Action item —
Look through the data below, and copy each line that carries the word "puppy".
━━━━━━━━━━━━━━━━━━━━━━━━━━━━━━
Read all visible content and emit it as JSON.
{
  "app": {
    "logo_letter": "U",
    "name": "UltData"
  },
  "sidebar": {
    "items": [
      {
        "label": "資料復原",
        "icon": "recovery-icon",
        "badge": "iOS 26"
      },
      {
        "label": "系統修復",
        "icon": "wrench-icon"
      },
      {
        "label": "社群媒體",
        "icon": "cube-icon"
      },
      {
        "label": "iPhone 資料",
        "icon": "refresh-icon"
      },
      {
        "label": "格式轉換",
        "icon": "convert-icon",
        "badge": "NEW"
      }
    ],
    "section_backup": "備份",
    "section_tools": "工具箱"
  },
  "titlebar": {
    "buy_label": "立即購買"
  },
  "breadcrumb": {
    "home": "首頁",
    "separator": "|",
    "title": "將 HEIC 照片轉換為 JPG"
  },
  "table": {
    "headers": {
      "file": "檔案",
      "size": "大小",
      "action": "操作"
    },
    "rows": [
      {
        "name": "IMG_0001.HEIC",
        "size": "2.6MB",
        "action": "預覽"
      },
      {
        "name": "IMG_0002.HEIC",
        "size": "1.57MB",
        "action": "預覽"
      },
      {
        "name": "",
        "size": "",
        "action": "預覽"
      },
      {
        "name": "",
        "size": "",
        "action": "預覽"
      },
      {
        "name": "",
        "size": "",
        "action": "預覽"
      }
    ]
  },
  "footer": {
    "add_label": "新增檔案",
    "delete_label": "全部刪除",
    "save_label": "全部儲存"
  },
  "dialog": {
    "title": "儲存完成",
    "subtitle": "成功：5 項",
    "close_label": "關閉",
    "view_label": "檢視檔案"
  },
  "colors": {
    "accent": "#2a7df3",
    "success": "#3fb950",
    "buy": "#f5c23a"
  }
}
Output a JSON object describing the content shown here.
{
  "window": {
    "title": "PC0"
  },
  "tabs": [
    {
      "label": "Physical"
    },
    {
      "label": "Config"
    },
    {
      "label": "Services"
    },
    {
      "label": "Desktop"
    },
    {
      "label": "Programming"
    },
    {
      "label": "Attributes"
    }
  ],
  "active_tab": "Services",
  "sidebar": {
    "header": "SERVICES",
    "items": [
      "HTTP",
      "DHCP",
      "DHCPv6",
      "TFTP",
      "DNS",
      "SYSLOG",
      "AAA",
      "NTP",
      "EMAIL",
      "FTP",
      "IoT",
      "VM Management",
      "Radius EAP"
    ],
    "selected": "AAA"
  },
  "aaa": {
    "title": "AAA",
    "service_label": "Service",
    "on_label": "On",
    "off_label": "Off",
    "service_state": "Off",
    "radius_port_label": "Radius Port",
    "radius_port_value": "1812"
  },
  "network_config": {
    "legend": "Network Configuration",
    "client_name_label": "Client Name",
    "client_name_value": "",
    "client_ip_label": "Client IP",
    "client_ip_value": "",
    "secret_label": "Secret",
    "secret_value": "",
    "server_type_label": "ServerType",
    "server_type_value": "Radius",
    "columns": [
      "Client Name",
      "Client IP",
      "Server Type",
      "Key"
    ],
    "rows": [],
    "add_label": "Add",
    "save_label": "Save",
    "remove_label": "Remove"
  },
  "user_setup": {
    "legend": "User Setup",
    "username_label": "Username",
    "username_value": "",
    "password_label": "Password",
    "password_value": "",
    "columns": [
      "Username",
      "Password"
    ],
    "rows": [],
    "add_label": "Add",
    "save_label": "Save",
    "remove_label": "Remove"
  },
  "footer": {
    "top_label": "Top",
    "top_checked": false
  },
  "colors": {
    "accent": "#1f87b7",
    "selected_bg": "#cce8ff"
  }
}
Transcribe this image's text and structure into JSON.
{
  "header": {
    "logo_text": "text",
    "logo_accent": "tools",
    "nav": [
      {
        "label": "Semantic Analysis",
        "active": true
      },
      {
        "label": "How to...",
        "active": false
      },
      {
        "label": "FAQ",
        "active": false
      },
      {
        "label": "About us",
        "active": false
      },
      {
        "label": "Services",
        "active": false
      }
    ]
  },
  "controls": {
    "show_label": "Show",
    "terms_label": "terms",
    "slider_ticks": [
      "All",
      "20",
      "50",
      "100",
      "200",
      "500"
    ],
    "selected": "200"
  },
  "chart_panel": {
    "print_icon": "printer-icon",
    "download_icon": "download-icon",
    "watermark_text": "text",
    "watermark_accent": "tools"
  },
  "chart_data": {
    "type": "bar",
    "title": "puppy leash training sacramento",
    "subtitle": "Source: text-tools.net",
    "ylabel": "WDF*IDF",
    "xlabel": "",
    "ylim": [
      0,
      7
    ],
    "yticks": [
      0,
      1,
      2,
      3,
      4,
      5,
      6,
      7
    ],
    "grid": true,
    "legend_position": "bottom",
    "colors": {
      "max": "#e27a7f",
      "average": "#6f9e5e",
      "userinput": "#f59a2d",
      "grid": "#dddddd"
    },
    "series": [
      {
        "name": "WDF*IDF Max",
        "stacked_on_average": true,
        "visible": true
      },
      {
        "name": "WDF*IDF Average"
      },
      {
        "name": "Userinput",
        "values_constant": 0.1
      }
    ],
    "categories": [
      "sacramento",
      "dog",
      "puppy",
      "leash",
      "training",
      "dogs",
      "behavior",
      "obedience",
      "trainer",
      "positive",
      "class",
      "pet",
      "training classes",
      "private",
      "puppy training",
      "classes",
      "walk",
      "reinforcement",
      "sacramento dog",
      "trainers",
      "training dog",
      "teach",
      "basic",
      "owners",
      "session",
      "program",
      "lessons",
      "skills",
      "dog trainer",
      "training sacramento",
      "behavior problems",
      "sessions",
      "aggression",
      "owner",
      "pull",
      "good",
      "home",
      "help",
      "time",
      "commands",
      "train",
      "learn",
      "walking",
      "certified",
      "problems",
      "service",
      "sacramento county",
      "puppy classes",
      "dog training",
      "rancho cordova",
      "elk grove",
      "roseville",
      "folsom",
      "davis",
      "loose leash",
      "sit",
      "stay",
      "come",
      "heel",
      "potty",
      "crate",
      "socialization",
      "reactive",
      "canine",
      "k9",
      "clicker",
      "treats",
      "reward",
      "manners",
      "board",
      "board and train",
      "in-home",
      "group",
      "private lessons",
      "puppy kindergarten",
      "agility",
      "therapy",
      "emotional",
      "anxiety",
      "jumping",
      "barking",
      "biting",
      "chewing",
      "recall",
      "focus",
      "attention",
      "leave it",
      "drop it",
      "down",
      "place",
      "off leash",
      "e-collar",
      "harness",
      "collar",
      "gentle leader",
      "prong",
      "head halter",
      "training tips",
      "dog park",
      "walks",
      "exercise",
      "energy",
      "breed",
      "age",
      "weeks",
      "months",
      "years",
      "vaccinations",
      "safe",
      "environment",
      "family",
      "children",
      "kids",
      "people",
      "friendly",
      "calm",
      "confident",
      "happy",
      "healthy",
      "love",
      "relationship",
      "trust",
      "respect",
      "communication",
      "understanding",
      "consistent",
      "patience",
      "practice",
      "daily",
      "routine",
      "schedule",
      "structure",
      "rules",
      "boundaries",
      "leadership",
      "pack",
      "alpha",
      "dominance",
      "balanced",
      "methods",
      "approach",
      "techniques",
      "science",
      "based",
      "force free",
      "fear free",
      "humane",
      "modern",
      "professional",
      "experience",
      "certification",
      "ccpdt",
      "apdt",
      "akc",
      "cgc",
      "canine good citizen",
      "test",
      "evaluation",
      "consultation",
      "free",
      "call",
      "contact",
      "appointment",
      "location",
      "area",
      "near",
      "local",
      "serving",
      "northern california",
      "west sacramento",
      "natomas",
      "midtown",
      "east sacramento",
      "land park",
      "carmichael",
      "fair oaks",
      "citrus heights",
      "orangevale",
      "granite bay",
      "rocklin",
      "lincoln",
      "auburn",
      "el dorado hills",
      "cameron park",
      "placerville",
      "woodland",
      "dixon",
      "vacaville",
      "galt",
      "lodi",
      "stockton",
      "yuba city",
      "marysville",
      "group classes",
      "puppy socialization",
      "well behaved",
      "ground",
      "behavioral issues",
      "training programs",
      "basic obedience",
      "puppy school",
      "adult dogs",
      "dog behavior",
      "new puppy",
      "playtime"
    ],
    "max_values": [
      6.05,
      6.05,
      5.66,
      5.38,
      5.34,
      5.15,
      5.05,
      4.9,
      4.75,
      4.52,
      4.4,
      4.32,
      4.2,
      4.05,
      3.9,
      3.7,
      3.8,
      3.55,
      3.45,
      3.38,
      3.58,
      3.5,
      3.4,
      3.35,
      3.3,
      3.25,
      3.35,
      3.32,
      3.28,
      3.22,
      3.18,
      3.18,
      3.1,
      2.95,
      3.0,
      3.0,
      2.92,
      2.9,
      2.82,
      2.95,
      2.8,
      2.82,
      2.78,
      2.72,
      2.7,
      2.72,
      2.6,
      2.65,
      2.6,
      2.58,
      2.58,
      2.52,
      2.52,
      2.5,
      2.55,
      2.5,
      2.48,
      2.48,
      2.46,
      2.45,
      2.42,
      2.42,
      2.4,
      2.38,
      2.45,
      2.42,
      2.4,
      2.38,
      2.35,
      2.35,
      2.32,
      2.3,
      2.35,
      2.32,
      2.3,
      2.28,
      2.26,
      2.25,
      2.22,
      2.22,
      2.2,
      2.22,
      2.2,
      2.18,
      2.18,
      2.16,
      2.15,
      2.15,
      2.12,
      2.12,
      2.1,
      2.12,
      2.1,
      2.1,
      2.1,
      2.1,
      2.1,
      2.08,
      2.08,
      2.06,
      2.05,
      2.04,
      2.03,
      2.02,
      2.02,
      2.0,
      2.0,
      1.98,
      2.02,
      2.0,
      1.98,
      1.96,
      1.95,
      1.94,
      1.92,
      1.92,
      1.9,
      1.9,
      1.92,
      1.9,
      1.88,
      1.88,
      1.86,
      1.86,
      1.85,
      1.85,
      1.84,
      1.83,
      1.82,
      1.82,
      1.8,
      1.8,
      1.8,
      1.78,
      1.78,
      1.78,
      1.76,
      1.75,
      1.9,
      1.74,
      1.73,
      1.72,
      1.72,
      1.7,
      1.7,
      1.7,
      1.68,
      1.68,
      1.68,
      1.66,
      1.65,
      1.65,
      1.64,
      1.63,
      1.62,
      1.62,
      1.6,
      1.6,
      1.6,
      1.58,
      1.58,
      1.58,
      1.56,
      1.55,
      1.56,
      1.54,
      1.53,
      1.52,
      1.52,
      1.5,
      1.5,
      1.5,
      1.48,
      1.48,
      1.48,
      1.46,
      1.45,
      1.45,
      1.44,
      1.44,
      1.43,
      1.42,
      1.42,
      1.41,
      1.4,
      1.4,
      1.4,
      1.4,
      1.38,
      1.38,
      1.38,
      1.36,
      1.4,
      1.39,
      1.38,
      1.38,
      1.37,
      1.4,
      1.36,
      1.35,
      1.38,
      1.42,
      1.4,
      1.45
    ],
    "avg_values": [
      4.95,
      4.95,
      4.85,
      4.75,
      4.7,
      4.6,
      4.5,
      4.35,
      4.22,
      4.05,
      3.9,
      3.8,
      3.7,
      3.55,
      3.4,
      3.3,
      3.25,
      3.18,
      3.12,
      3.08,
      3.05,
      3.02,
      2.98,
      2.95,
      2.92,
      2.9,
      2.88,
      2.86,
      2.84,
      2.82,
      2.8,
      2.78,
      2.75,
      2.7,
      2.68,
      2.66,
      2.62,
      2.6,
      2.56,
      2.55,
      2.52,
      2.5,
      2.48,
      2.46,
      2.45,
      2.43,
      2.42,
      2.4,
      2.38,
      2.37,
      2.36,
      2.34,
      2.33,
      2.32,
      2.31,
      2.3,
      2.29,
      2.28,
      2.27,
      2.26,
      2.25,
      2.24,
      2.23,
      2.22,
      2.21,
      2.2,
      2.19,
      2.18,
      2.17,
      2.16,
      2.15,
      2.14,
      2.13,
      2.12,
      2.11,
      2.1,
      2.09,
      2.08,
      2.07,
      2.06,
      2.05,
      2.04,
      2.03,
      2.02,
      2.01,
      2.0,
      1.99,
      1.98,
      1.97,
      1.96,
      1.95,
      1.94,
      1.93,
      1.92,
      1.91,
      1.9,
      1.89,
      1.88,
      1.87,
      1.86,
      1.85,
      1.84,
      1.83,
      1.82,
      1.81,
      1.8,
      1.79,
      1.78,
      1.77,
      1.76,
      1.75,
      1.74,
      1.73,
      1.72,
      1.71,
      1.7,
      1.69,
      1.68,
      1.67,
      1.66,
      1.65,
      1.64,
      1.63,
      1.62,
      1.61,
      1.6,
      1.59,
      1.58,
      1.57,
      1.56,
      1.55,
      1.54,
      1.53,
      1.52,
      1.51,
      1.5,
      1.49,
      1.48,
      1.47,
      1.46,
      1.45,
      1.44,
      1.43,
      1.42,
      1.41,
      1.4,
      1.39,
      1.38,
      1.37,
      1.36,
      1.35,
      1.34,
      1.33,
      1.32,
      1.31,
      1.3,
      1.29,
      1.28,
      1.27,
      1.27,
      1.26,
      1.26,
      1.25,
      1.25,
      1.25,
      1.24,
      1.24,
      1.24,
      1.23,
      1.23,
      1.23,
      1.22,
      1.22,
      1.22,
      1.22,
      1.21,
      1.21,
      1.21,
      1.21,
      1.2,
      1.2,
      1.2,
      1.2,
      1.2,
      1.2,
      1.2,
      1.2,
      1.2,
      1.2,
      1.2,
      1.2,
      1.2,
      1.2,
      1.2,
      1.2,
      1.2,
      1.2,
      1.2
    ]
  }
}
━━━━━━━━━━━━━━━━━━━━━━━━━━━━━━
Result of this task —
    "title": "puppy leash training sacramento",
      "puppy",
      "puppy training",
      "puppy classes",
      "puppy kindergarten",
      "puppy socialization",
      "puppy school",
      "new puppy",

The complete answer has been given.